(Dataset records):
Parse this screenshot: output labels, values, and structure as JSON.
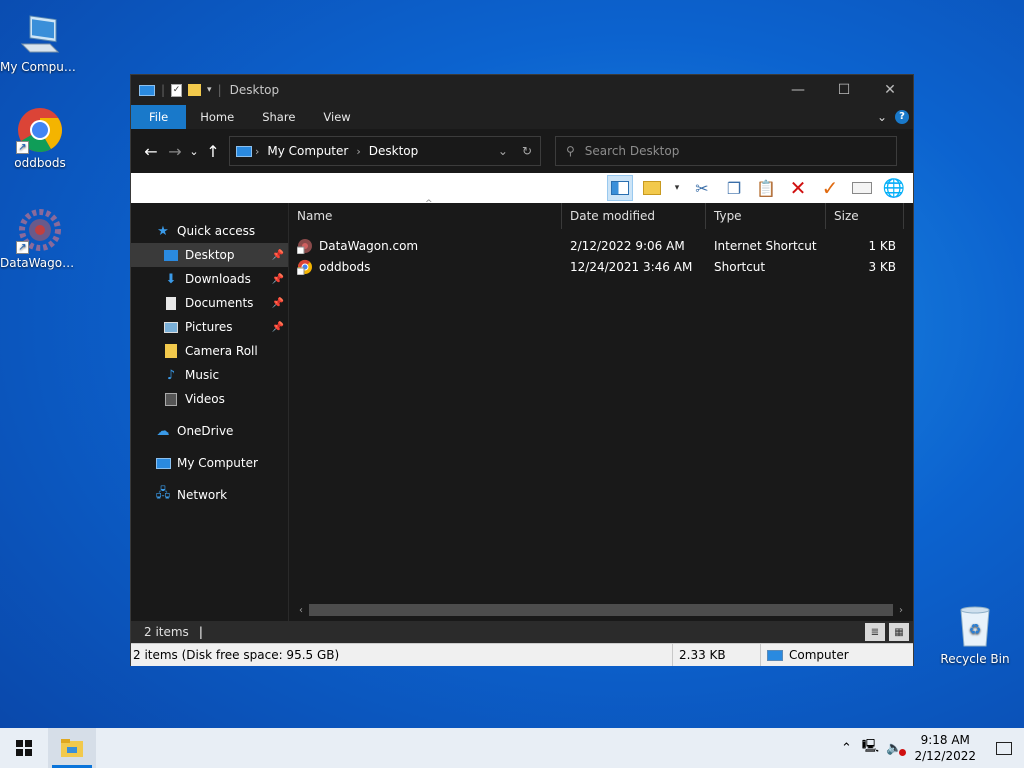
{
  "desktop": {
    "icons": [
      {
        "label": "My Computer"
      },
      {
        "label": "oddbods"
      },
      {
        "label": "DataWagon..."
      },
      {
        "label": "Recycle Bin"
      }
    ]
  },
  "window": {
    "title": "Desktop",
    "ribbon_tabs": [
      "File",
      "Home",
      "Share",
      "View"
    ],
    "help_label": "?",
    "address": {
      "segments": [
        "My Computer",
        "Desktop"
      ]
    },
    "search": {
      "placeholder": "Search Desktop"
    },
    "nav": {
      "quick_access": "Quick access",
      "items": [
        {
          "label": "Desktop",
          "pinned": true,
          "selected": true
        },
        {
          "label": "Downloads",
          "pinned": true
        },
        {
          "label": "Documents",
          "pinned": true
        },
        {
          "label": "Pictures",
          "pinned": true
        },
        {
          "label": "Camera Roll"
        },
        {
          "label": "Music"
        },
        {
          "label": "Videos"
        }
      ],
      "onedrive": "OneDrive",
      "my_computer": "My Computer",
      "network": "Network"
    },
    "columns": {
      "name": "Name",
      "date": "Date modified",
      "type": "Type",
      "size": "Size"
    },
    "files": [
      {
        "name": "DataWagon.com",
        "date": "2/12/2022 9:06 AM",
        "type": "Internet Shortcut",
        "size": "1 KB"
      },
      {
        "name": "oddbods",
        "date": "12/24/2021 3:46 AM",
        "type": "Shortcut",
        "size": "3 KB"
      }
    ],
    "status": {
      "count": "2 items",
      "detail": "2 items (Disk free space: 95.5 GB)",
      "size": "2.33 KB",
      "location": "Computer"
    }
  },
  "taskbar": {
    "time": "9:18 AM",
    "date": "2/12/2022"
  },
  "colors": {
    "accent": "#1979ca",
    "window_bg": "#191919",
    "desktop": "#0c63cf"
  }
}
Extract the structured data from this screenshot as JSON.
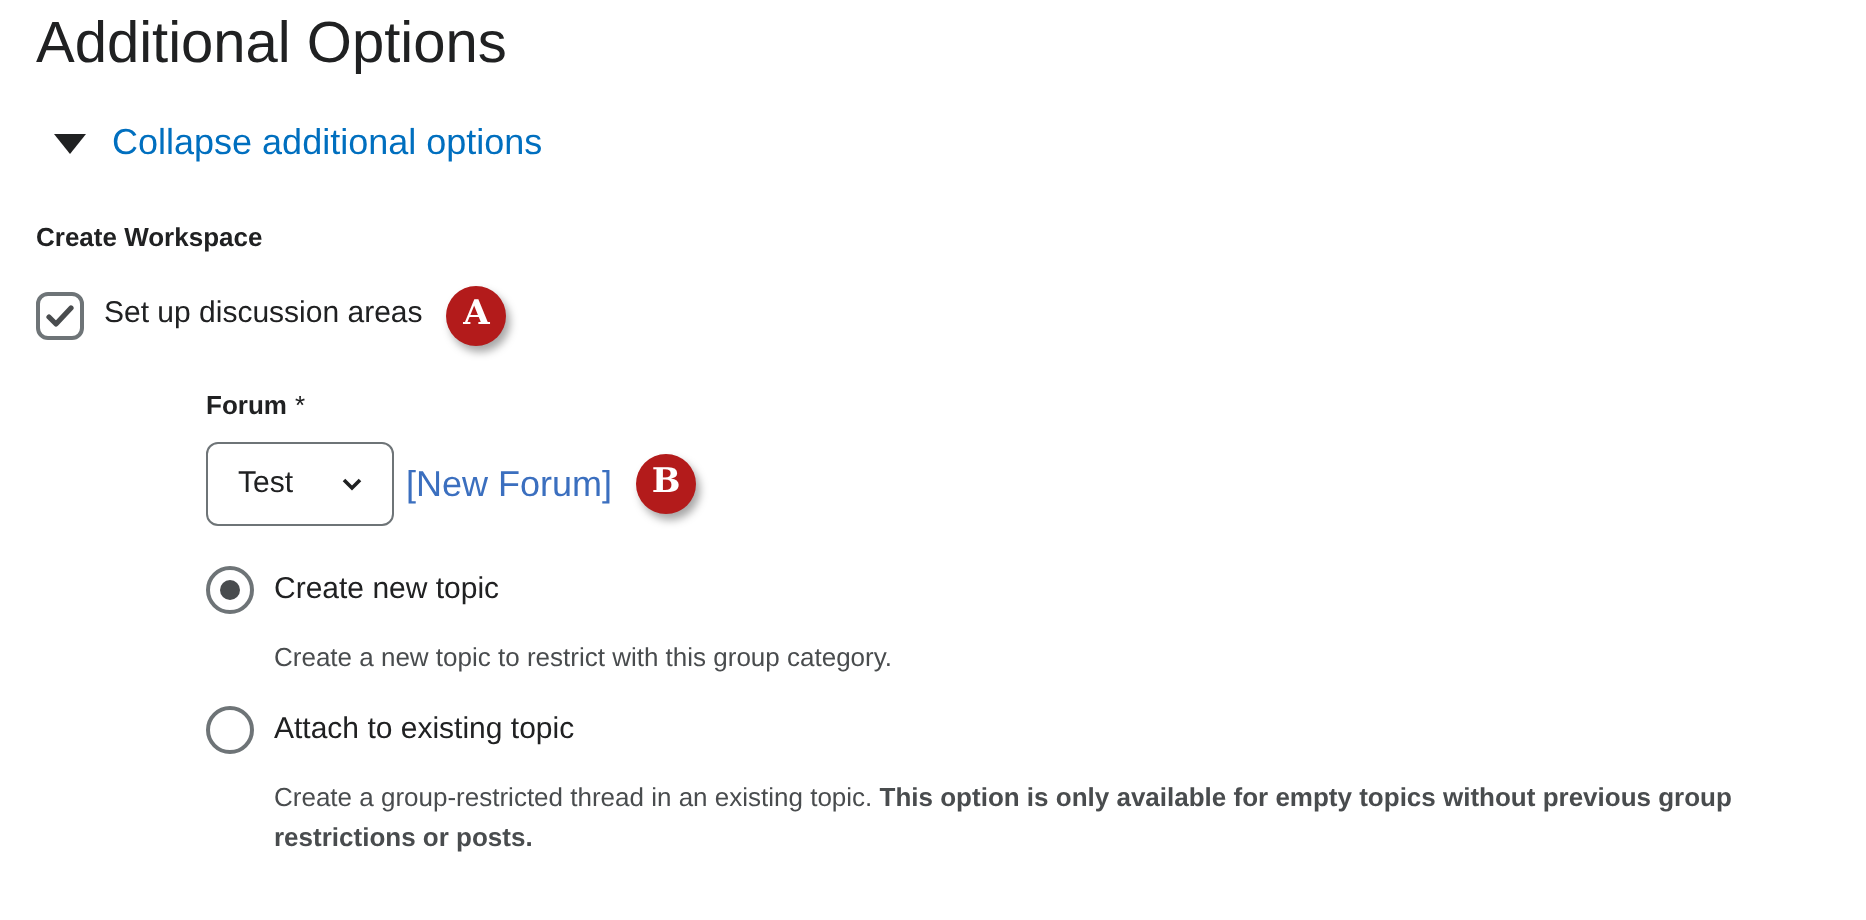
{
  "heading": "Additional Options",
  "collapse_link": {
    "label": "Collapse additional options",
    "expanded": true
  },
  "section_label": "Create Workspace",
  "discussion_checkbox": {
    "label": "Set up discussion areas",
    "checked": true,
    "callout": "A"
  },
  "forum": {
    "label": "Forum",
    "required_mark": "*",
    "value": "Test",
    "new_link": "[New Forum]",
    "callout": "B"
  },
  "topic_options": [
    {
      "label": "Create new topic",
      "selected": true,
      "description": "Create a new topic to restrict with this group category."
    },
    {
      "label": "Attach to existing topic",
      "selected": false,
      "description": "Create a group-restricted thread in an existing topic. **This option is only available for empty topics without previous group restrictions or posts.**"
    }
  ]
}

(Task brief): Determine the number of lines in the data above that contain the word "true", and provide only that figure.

(Output for this task): 8